As you can see from the results, both of the k-d tree methods were significantly faster than using a `for loop`.  Additionally, the cKDTree implementation was fairly faster than the KDTree function.  One issue I ran into was an overflow error on the KDTree implementation when using a list of coordinates with more than 100,000 points.  Due to this issue, and because the use of cKDTree is nearly identical to KDTree (and faster), I would recommend using cKDTree.  I am going to throw this into my latest TSP solver and see if I an get some performance gains.  I’ll let you know how it goes.

So I have been playing around with Cython, which is an optimizing static compiler for Python that allows users to write python extensions in C, as a possible method to improve my algorithm performance for the discrete optimization class I have been taking.  In theory, by compiling the code before execution, the overhead associated with the python interpreter is reduced, which results in performance gains.  An additional benefit of the package is that it can run unmodified python code, so it is pretty easy to convert existing programs to cython.  I figured I would drop in my latest implementation of the Tabu Search algorithm that I wrote to solve the Traveling Salesman Problem (TSP) and compare the run-times between the two implementations.  The results of the comparison are below:

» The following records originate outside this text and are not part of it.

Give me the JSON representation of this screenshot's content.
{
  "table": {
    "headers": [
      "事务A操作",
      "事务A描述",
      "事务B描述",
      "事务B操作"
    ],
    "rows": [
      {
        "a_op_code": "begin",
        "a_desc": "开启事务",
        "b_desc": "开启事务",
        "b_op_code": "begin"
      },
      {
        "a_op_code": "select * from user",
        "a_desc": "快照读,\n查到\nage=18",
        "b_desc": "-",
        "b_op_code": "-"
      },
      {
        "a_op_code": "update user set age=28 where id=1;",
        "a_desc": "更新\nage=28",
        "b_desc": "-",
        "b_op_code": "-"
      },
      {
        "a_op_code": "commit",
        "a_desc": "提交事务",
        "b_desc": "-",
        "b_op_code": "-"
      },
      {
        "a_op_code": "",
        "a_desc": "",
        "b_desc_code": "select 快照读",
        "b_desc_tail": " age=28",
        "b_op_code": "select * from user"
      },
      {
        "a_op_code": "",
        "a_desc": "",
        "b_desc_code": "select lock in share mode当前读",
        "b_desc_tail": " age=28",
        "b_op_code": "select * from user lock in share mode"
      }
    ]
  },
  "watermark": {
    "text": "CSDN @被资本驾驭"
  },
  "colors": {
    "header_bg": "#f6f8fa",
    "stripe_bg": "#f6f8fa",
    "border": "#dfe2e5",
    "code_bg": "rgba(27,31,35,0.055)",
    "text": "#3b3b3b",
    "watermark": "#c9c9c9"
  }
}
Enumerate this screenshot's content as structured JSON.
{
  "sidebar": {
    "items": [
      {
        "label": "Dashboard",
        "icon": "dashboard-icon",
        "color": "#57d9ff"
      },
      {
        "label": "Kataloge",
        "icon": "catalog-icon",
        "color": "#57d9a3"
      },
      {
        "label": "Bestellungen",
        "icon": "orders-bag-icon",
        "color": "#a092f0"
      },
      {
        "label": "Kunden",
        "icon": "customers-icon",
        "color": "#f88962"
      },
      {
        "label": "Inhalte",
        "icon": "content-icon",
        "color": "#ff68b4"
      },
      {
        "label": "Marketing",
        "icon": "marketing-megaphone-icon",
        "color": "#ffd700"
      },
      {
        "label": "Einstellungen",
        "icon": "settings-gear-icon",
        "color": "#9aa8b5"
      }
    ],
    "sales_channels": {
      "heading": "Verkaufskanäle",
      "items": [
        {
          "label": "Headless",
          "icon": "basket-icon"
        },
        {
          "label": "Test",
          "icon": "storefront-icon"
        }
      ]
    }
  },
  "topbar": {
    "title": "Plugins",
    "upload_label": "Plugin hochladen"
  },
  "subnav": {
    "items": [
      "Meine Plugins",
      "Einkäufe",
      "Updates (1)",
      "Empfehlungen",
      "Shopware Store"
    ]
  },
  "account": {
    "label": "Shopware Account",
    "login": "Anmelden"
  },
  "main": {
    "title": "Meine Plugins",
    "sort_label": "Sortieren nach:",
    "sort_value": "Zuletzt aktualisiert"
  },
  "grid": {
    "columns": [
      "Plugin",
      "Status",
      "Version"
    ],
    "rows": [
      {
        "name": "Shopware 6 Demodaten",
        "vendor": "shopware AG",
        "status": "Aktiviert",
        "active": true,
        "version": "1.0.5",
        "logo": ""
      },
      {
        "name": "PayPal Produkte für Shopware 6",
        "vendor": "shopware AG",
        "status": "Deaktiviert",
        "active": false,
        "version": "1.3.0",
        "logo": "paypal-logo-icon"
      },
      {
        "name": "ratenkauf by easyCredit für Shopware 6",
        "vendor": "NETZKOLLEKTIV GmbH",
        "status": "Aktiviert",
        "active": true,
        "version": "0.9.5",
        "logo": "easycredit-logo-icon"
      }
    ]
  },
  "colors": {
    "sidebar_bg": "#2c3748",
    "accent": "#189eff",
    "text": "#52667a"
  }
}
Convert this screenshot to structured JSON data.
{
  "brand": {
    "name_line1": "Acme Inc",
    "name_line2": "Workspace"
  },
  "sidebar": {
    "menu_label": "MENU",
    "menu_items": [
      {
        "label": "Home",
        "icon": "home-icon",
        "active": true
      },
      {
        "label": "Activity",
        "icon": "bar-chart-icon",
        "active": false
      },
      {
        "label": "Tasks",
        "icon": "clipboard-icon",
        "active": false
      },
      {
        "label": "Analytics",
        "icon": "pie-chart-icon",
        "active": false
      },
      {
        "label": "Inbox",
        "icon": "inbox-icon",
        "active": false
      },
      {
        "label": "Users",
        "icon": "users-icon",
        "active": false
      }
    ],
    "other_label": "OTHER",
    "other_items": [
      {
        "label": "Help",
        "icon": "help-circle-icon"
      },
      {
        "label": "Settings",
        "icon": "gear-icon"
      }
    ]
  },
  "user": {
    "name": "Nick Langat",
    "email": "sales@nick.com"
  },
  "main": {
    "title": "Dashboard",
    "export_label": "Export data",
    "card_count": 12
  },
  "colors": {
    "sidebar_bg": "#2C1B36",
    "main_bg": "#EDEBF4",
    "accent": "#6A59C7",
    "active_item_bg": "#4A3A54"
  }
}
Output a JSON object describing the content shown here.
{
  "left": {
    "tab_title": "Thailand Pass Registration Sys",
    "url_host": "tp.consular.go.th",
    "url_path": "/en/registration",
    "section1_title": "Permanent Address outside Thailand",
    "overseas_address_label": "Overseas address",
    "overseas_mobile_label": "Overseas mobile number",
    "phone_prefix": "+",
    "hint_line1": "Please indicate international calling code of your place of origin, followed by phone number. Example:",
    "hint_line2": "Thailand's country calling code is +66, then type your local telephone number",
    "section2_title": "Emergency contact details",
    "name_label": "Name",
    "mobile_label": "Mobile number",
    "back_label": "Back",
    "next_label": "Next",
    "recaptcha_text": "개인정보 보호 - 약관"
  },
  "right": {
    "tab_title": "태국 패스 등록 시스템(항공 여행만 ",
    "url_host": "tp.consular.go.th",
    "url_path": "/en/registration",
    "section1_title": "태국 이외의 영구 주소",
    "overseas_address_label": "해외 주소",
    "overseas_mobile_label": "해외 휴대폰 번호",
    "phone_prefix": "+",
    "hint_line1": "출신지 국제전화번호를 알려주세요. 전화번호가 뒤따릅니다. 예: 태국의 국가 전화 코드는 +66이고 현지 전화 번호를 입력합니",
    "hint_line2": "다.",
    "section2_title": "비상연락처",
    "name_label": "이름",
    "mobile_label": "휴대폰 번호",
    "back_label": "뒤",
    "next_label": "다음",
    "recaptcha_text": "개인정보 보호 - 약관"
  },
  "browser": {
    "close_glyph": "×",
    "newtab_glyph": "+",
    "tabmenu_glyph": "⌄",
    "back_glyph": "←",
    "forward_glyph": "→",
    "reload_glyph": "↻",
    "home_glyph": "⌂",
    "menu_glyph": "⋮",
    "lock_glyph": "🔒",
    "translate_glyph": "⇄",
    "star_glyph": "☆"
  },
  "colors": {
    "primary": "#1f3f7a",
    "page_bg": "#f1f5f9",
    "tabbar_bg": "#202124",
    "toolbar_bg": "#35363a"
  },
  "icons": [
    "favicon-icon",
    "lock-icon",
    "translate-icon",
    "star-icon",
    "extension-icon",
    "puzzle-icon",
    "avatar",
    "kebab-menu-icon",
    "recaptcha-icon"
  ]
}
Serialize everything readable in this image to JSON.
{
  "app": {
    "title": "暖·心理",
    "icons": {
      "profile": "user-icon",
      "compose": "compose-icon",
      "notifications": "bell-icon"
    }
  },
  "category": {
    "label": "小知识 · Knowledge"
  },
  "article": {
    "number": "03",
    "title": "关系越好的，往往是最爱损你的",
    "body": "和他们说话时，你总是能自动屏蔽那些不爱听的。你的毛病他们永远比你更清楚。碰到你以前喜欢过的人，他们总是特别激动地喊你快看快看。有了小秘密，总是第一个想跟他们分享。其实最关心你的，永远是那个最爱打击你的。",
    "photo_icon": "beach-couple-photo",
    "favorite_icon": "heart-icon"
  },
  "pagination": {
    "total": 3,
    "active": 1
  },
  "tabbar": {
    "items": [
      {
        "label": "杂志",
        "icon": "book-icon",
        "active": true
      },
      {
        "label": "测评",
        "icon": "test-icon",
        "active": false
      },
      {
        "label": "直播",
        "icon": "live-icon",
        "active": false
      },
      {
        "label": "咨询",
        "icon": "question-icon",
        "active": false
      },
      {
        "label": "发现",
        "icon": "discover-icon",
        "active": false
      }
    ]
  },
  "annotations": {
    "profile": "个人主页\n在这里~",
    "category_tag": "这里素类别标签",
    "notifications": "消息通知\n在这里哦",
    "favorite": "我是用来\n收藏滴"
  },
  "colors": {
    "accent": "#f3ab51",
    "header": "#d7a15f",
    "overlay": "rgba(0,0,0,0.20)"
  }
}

As you can (or can’t see) there is hardly a difference between the two implementations.  I was initially encouraged by the fact that the Cython implementation was running a second or two faster for the smaller TSP problems, but as the problem size increased, the time savings remained in the range of a few seconds, which doesn’t help at all.  I imagine that If I go in and re-write/translate the existing python code in the cython extension to C, I can probably see some performance gains, but merely dropping python code into a cython extension only has limited benefits.  I might go back and give this a shot, but for now I am going to keep plugging away in python.